Robert Eugene Bush
Robert Eugene Bush of Tacoma, Washington, was the youngest member of the U.S. Navy in World War II to receive the Medal of Honor. At the age of 18, he was awarded the medal for heroic actions “above and beyond the call of duty” while serving as a hospital corpsman attached to a U.S. Marine Corps rifle company on this day in 1945, during the Battle of Okinawa.
Bush joined the U.S. Naval Reserve in January 1944 as an apprentice seaman. He then joined the Naval Hospital Corps. By the invasion of Okinawa, which began on April 1, 1945, he was serving as a hospital apprentice first class and assigned to G Company, 2nd Battalion, 5th Marines.
On May 2, 1945, he was wounded in action by shrapnel from three enemy hand grenades while attending to his wounded platoon commander and at the same time, firing the lieutenant’s rifle to protect the lieutenant, himself, and the rest of the platoon during an enemy attack.
Bush was honorably discharged in July 1945 and presented the Medal of Honor by President Harry S. Truman in October 1945.
After the war, he studied business administration at the University of Washington and founded the Bayview Lumber Company at South Bend in 1951 and Bayview Redi-Mix at Elma, Washington, building both into multi-million dollar businesses. Bush was also active in championing veterans’ causes and served for two years as President of the Congressional Medal of Honor Society.

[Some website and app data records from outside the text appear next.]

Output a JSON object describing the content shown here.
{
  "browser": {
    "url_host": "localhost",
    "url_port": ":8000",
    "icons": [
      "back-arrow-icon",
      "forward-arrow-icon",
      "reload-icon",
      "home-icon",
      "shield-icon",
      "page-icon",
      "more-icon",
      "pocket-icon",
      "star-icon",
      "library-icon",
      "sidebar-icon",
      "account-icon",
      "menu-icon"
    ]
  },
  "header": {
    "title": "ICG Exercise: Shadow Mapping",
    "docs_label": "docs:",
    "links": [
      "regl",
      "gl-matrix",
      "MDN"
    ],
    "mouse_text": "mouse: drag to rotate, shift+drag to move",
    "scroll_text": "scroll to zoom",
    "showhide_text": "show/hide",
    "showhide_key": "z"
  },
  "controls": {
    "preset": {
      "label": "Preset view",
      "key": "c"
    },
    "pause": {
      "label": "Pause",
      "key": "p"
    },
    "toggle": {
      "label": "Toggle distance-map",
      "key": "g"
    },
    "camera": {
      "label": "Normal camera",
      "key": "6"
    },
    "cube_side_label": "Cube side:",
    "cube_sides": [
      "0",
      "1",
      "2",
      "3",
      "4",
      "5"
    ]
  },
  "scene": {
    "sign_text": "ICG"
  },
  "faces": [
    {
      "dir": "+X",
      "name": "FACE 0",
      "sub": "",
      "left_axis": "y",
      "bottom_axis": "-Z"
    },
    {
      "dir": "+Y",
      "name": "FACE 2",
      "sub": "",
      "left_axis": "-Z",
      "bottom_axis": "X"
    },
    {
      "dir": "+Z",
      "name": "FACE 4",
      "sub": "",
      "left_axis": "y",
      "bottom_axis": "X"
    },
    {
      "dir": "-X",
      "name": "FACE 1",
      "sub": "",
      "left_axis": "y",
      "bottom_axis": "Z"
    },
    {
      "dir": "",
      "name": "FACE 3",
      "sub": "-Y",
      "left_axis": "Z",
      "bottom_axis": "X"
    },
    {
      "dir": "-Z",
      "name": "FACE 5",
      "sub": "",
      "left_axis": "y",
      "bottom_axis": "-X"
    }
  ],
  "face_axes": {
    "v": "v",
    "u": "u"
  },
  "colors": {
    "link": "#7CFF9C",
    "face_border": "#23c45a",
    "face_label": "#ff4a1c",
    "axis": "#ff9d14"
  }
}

Bush died from kidney cancer in November 2005 at age 79.